> [What you have to do] Output all of the material once more, so that every line matches the original exactly.

> [Records provided]
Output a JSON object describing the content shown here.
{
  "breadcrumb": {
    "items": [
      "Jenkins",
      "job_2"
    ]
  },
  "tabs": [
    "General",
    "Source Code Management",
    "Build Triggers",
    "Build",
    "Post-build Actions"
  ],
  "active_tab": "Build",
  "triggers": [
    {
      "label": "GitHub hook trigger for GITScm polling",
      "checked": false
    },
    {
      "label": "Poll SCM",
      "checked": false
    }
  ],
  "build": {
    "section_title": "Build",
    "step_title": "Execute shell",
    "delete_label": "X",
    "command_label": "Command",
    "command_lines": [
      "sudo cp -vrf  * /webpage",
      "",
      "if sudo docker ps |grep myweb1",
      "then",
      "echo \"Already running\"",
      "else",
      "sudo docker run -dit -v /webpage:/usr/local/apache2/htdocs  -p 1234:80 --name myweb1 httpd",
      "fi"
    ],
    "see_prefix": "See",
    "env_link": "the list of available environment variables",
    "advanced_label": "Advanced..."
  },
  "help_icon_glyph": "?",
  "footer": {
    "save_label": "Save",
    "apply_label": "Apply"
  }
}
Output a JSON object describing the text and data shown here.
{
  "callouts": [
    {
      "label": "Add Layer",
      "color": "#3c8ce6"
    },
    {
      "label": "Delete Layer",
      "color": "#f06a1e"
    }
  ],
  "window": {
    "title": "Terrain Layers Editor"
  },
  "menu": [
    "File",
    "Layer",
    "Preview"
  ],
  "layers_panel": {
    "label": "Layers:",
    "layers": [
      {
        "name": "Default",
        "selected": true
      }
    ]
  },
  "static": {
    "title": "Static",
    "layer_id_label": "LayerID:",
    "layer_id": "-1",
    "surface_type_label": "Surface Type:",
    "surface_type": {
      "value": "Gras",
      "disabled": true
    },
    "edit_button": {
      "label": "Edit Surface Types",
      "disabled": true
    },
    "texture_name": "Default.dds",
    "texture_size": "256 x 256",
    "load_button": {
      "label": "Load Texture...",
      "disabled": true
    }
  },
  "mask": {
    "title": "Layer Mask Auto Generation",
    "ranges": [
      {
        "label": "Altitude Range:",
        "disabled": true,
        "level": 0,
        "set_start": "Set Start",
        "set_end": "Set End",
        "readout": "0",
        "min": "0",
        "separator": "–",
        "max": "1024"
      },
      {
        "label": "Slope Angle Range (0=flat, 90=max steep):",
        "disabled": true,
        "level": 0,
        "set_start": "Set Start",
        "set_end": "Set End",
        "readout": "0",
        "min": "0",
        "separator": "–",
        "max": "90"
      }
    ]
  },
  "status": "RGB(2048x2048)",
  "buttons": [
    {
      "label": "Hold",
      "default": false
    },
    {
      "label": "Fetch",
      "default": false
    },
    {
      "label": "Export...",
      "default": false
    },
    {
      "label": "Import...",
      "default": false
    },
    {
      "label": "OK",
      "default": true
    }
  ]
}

> [Response]
Output a JSON object describing the content shown here.
{
  "breadcrumb": {
    "items": [
      "Jenkins",
      "job_2"
    ]
  },
  "tabs": [
    "General",
    "Source Code Management",
    "Build Triggers",
    "Build",
    "Post-build Actions"
  ],
  "active_tab": "Build",
  "triggers": [
    {
      "label": "GitHub hook trigger for GITScm polling",
      "checked": false
    },
    {
      "label": "Poll SCM",
      "checked": false
    }
  ],
  "build": {
    "section_title": "Build",
    "step_title": "Execute shell",
    "delete_label": "X",
    "command_label": "Command",
    "command_lines": [
      "sudo cp -vrf  * /webpage",
      "",
      "if sudo docker ps |grep myweb1",
      "then",
      "echo \"Already running\"",
      "else",
      "sudo docker run -dit -v /webpage:/usr/local/apache2/htdocs  -p 1234:80 --name myweb1 httpd",
      "fi"
    ],
    "see_prefix": "See",
    "env_link": "the list of available environment variables",
    "advanced_label": "Advanced..."
  },
  "help_icon_glyph": "?",
  "footer": {
    "save_label": "Save",
    "apply_label": "Apply"
  }
}
Output a JSON object describing the text and data shown here.
{
  "callouts": [
    {
      "label": "Add Layer",
      "color": "#3c8ce6"
    },
    {
      "label": "Delete Layer",
      "color": "#f06a1e"
    }
  ],
  "window": {
    "title": "Terrain Layers Editor"
  },
  "menu": [
    "File",
    "Layer",
    "Preview"
  ],
  "layers_panel": {
    "label": "Layers:",
    "layers": [
      {
        "name": "Default",
        "selected": true
      }
    ]
  },
  "static": {
    "title": "Static",
    "layer_id_label": "LayerID:",
    "layer_id": "-1",
    "surface_type_label": "Surface Type:",
    "surface_type": {
      "value": "Gras",
      "disabled": true
    },
    "edit_button": {
      "label": "Edit Surface Types",
      "disabled": true
    },
    "texture_name": "Default.dds",
    "texture_size": "256 x 256",
    "load_button": {
      "label": "Load Texture...",
      "disabled": true
    }
  },
  "mask": {
    "title": "Layer Mask Auto Generation",
    "ranges": [
      {
        "label": "Altitude Range:",
        "disabled": true,
        "level": 0,
        "set_start": "Set Start",
        "set_end": "Set End",
        "readout": "0",
        "min": "0",
        "separator": "–",
        "max": "1024"
      },
      {
        "label": "Slope Angle Range (0=flat, 90=max steep):",
        "disabled": true,
        "level": 0,
        "set_start": "Set Start",
        "set_end": "Set End",
        "readout": "0",
        "min": "0",
        "separator": "–",
        "max": "90"
      }
    ]
  },
  "status": "RGB(2048x2048)",
  "buttons": [
    {
      "label": "Hold",
      "default": false
    },
    {
      "label": "Fetch",
      "default": false
    },
    {
      "label": "Export...",
      "default": false
    },
    {
      "label": "Import...",
      "default": false
    },
    {
      "label": "OK",
      "default": true
    }
  ]
}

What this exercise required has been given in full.